The pandemic – and the associated supply chain crunch – accelerated the speed at which fashion retailers need to push through their digital transformation. Bare virtual shelves and unpredictable backorders have exposed the fact that too many retailers are still using historical data sets to forecast demand, when they should be using real-time intelligence to tame growing volatility. Despite retailers having sophisticated statistical models and advanced tools to forecast demand, the product data that they often use as a key input is often thin, inconsistent, or even inaccurate.
So, can better product attribution data save the day?
The Problem With an Out-of-Sync Supply Chain
The e-commerce share of fashion sales jumped from 16% to 29% during the pandemic, and with recent shifts in buying behavior looking permanent, the forecast continues to be positive. According to a McKinsey survey, 77% of fashion executives said they expected their online business to grow by 20% or more in 2021. The problem is that not enough retailers have the infrastructure to handle the increase in demand or meet the investment required. When the supply chain is out of synch with the front end customer experience, two things can happen:
- Out of Stock: Return rates in fashion retail are already as high as 50%, according to Shopify.
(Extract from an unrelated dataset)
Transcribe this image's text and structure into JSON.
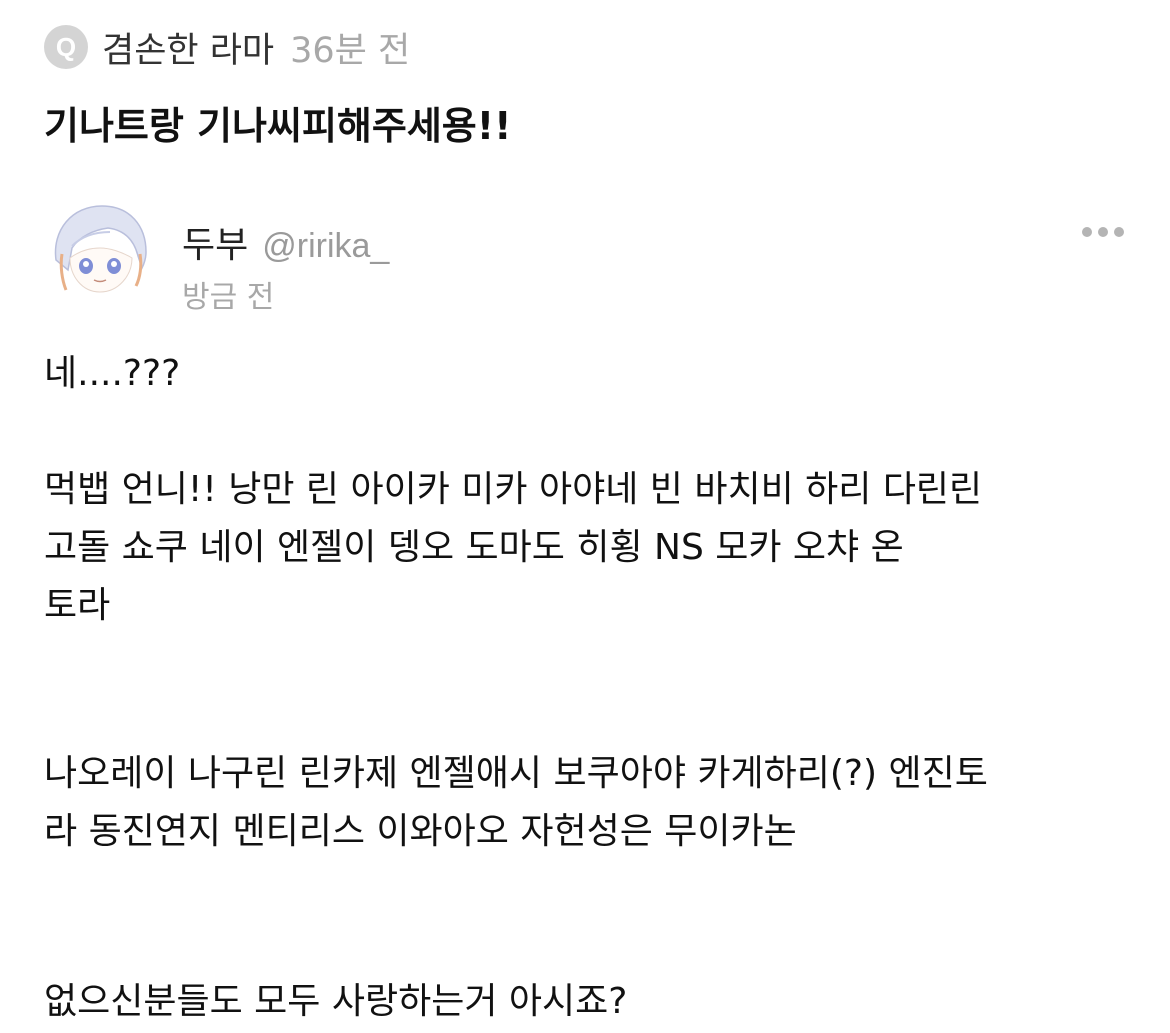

But when a customer cannot even order the item they want to begin with, that negative customer experience can be just as costly.
- Overstock: Stock sitting on shelves is bad for business, and not just through high storage costs. When a retailer is too slow to respond to trends and misses the fashion window, the only option to clear the shelves is to mark items down at the end of the season. Bear in mind that just 60% of garments are sold at full price as it is, and the damage to the bottom line can be catastrophic.
Surging Demand Will Continue to Impact E-Commerce
We’ve already established that consumers are shopping more online than ever, particularly since the onset of the pandemic. In the US alone, 33% of retail sales are now through e-commerce, and fashion has earned its share — with the e-commerce fashion market expected to be worth $672 billion by 2023. A staggering 43% of consumers who had never purchased clothing online did so for the first time in 2020, and a significant proportion of those took advantage of disruptive models in retail.
With new ways of shopping come new expectations for delivery. Amazon Prime has set the benchmark for exceptional convenience at unprecedented speed, and the same-day delivery market will be worth $9.6 billion in the U.S. by 2022.
All these trends point to a sector that is evolving at a furious pace. Herein lies the problem. Retailers simply can’t respond with the data they have right now. Most lack the data visibility they need to see how various trends and styles resonate with customers or offer personalization to build customer loyalty and tame the serial returners.
How Granular Product Attributes Make a Difference
By leveraging granular, intent-driven product attributes, retailers can make significant progress in demand forecasting and supply chain optimization. With the data visibility and insight they need, these retailers can accomplish three urgent objectives:
- Replace wholesale pre-orders with a leaner, demand-led, made-to-order model that empowers product development, fueled by AI to launch lines that are guaranteed to sell out fast.
- Reduce assortment complexity, clean up the product catalog, and use data analytics to identify the most profitable SKUs.
- With many brands scaling back the number of seasonal collections a year, data from granular product attributes can help extract more value from those that remain. With better analytics, retailers can lean more towards price optimization and dynamic discounting rather than big end-of-season markdowns. This is of huge value to a retailer’s bottom-line.
Instead of embarking on a futile chase to catch up with historical trends, retailers can use granular product data to pivot to the much-heralded zero-based supply chain management. Crucial to the shift is better visibility of costs, demand, resources and capacity. By unlocking the insights of granular product attributes, retailers can:
- Invest manufacturing and fulfillment budgets in the products that generate the most revenue.
- Improve demand forecasting, particularly around seasonal spikes or emerging trends.
- Gather proxy products, defined through AI-powered computer vision, to accurately forecast demand for brand new product lines.
- Deliver personalized experiences to open up the option of a subscription-forward business model.
- Nurture an engaged, active, and loyal customer base that is more likely to buy new product lines and less likely to return items.
The supply chain is only as robust as the data that feeds into it at the source. In retail, granular product attributes can help reduce mountains of unsold inventory in the warehouse. The more insight the retailer has into their customer’s preferences and the intent and context behind their choices, the better positioned they’ll be to anticipate demand and eliminate the uncertainty that causes overstocking. The future of retail is not off-the-shelf, but rather, on-demand.